Parker wants to be an actor, but my wise little man desires a more reliable back-up plan than waiter. His big brother, Quentin, will begin studying engineering at university in the fall, largely because the demand for scientists and engineers has not waned through even the worst of the latest great recession. This lesson has not been lost on Parker, who was the force behind this move to the STEM academy. Why not parlay a life-long love of Legos into financial security?

Can you get MY kids to be that happy in the morning?

Wednesday, June 6th, 2012

photo 51

Lately, I’ve been texting “Good morning” photos of Everett to my family. This morning, one of my sisters asked, “Can you get my kids to be that happy in the morning?” Believe me, if I could bottle the mojo that makes my baby boy wake up like this, I would. I’d make a fortune.

Last Week of School…for All of Us

Monday, June 4th, 2012


And it started off…late. I got out of bed at 9:30 AM, when a friend came by to drop off the truck she borrowed for the weekend. I’d been up working until after 2 AM this morning. On any other Monday morning, my little ones would have started – or made the pretense of having started – their school work. This morning, however, the television was blaring, the kitchen was a mess, and the dogs were frantic – for lack of their morning exercise as much as their excitement over unexpected (for them, anyway) visitors.

I’d like to say that I expect the household to settle down and approach something close to a normal start to the week, but it’s unlikely.
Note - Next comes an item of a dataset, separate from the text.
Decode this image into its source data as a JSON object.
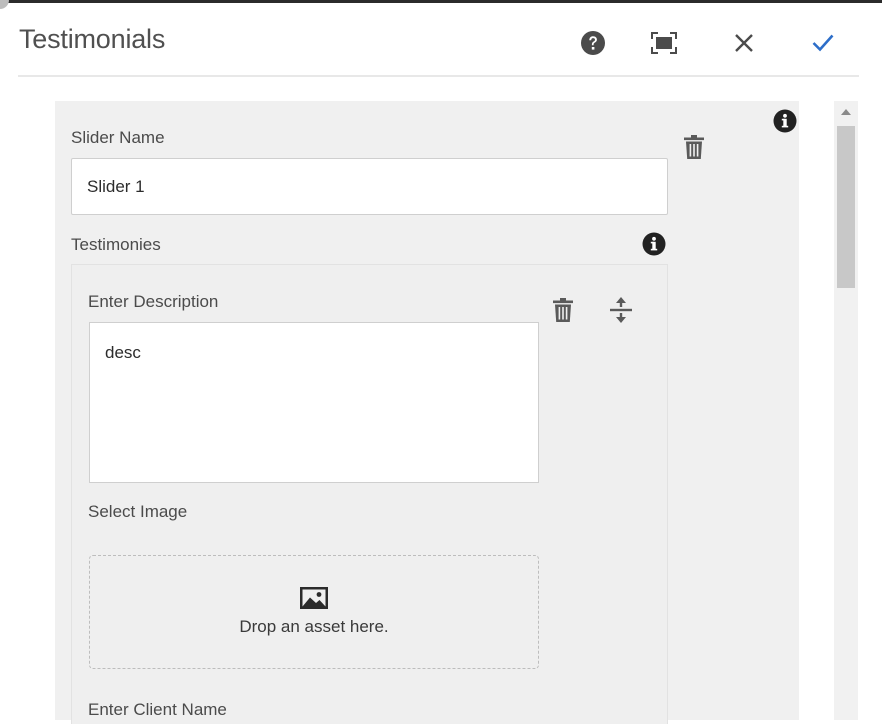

With my eldest, Quentin, essentially finished (high school attendance amounts to graduation practice today), and my grade-schoolers focused on their year-end performance (Thursday) and pool party (Friday), Freshman, Reiley, is the only one likely to accomplish anything meaningful this week.

And this is okay.

A major benefit of both academic work and home-schooling is flexibility. I can focus on shepherding Quentin through this week’s rite of passage without undo damage to either my career or his youngest siblings’ education. Next week is soon enough to complete the chapter I’m working on, and the “little kids” have already completed their assigned curriculum for the year; a handful of math problems and a journal entry from each of them most days will suffice for school work this week.

So despite this week’s hectic start, I’m expecting a fairly easy and mostly enjoyable week.